**Task statement:** Take every line in the entries that includes the word "installed" and copy it.

**Exercise inputs:**
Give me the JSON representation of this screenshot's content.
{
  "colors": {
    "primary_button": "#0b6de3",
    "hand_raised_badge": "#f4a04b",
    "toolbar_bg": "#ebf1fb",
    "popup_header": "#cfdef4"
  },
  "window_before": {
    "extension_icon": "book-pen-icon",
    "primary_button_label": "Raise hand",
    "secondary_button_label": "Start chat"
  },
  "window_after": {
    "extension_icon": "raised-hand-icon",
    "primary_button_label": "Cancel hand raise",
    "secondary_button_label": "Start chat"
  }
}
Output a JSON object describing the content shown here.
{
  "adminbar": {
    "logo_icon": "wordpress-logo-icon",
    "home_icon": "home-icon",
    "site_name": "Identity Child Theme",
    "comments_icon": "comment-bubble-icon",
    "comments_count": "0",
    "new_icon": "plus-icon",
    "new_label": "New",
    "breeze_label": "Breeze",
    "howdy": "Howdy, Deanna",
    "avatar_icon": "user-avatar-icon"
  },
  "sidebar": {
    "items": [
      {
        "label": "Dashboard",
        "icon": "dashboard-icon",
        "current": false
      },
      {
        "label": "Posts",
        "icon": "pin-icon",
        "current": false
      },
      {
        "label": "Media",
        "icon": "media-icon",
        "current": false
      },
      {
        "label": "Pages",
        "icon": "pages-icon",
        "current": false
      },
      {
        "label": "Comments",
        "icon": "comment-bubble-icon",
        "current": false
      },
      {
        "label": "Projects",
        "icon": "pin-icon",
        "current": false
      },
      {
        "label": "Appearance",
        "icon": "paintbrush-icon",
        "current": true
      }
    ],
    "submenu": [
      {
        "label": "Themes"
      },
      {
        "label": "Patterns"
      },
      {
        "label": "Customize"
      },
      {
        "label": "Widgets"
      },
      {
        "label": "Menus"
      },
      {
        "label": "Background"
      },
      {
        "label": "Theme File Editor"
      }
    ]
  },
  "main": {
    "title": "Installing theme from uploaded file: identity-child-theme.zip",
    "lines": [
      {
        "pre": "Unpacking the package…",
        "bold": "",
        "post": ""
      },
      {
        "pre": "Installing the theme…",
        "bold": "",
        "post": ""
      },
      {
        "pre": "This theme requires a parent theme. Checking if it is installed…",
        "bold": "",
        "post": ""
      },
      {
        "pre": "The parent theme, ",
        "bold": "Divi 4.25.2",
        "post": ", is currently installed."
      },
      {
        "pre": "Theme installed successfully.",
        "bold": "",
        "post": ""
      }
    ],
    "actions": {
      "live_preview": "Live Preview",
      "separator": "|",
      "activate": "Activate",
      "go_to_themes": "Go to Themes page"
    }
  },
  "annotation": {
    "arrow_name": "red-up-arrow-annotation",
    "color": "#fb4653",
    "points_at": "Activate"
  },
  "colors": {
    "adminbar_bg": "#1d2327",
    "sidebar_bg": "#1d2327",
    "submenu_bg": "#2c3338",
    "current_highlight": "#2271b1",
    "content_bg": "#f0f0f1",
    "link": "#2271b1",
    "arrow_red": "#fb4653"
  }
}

**Response to the exercise:**
        "pre": "This theme requires a parent theme. Checking if it is installed…",
        "post": ", is currently installed."
        "pre": "Theme installed successfully.",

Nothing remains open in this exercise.